This work combines the first set of poems called CORA FRY with the second companion set that continues the story of Cora’s life. Cora watches her children grow up and grow distant with a mother’s helpless sorrow; she talks about the husband who has grown to be such a part of her, yet who she sometimes despises and pities. Cora is also inextricably a part of the small community in which she lives. She and the rest of the community are slowly sinking into financial trouble that is typical of rural communities today.

While dealing with these problems, readers learn intimate details about Cora. While she is a keen observer of other people’s and her own needs, she is very passive. She believes in the individual needs of women, but lets her husband make decisions for her without a fight. In the end, what may be the most important part of her life is taken away when they are forced to move closer to her husband’s new job and away from her beloved town. This town is her identity, her heritage, her life. These values that Cora holds are most likely strange and odd for the common urban reader, but they are not impossible to understand.

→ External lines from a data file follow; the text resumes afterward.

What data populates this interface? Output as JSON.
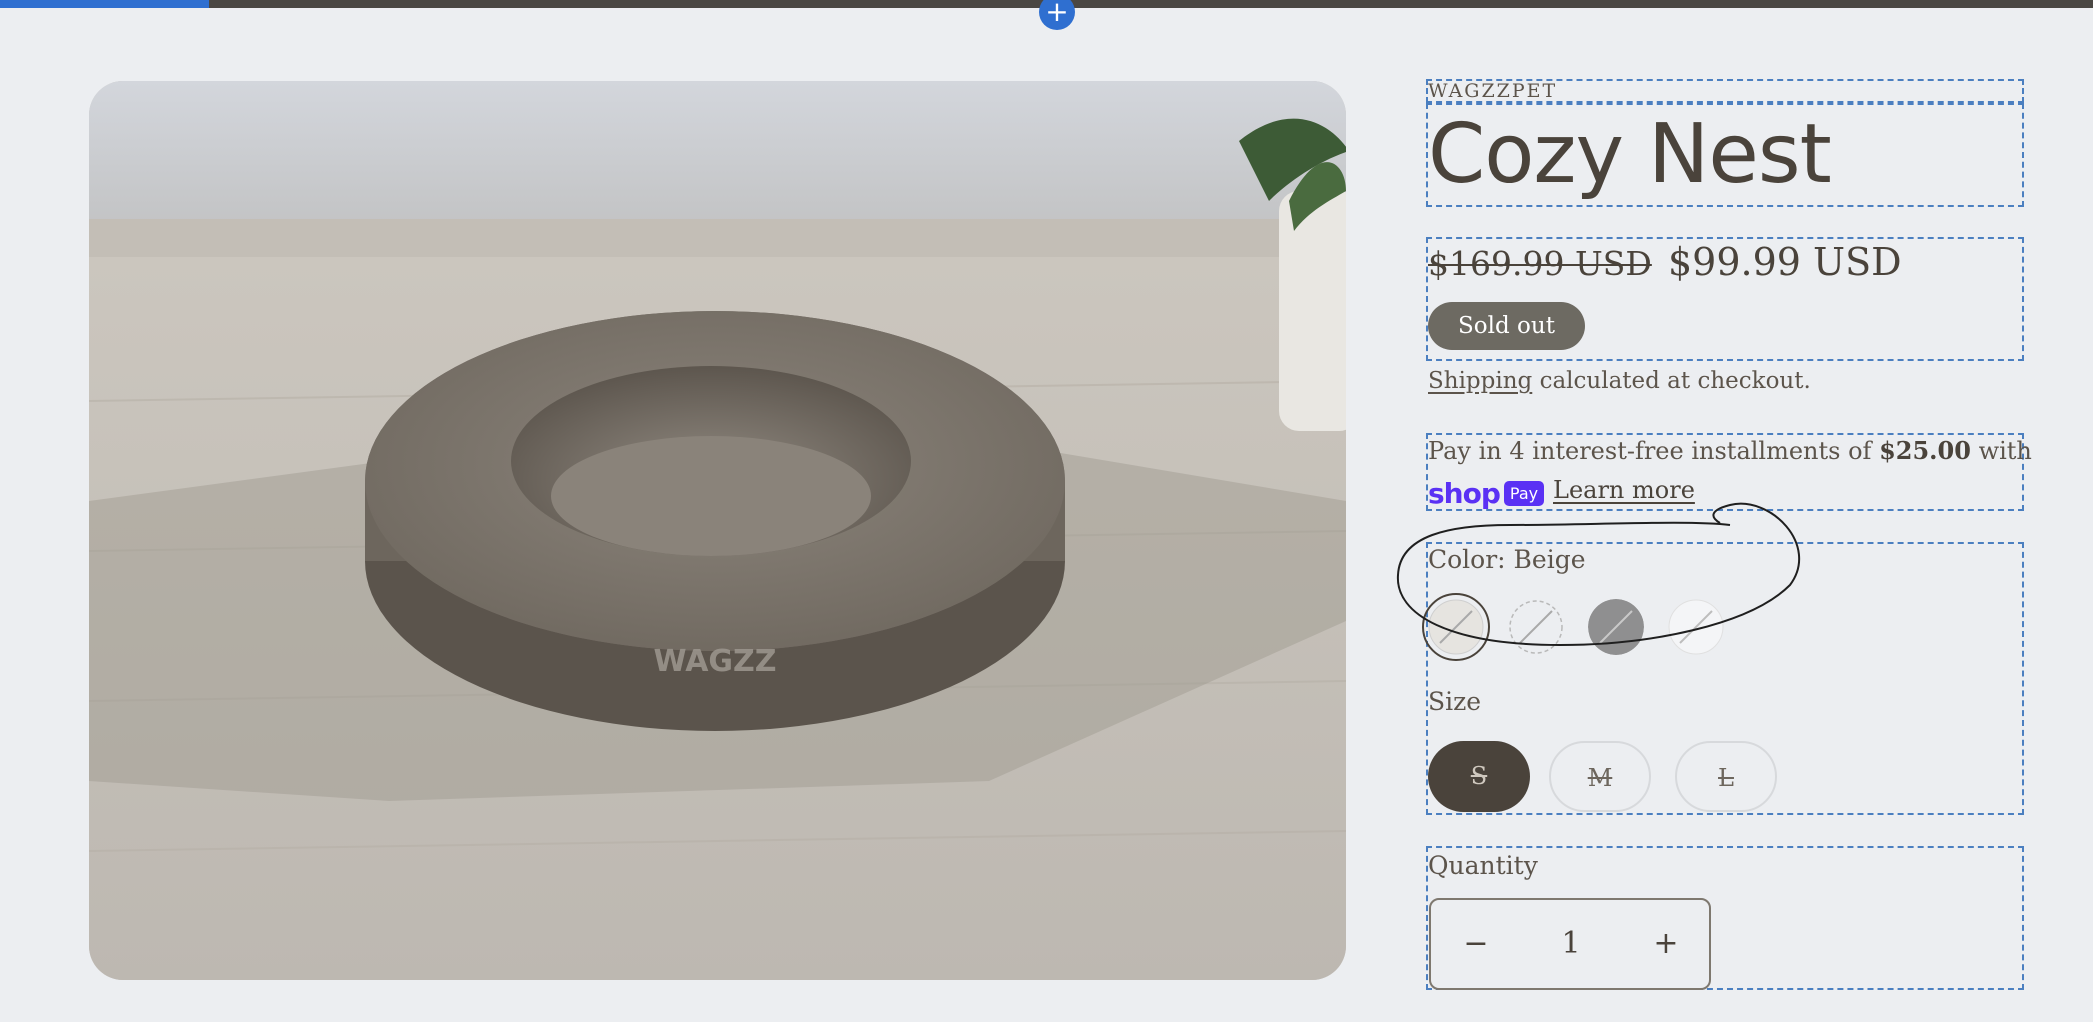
{
  "editor": {
    "add_icon": "plus-icon",
    "add_glyph": "+",
    "progress_fraction": 0.1
  },
  "product": {
    "vendor": "WAGZZPET",
    "title": "Cozy Nest",
    "image_alt": "Round bouclé pet bed",
    "image_brand_text": "WAGZZ",
    "price_compare": "$169.99 USD",
    "price_sale": "$99.99 USD",
    "sold_out_label": "Sold out",
    "shipping_link": "Shipping",
    "shipping_rest": " calculated at checkout.",
    "installments_prefix": "Pay in 4 interest-free installments of ",
    "installments_amount": "$25.00",
    "installments_suffix": " with",
    "shop_word": "shop",
    "pay_word": "Pay",
    "learn_more": "Learn more",
    "color_label": "Color: Beige",
    "swatches": [
      {
        "name": "Beige",
        "color": "#e6e4e0",
        "selected": true,
        "unavailable": true
      },
      {
        "name": "Cream",
        "color": "#eceef1",
        "selected": false,
        "unavailable": true
      },
      {
        "name": "Grey",
        "color": "#8f8f90",
        "selected": false,
        "unavailable": true
      },
      {
        "name": "White",
        "color": "#f4f5f7",
        "selected": false,
        "unavailable": true
      }
    ],
    "size_label": "Size",
    "sizes": [
      {
        "label": "S",
        "selected": true
      },
      {
        "label": "M",
        "selected": false
      },
      {
        "label": "L",
        "selected": false
      }
    ],
    "quantity_label": "Quantity",
    "quantity_value": "1",
    "quantity_minus": "−",
    "quantity_plus": "+"
  },
  "colors": {
    "accent_blue": "#2f6fd0",
    "text_dark": "#4a433b",
    "badge_bg": "#6d6a62",
    "shop_pay": "#5a31f4"
  }
}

Brown presents an entirely different vision of a person living in the modern world in this hauntingly beautiful collection of poems.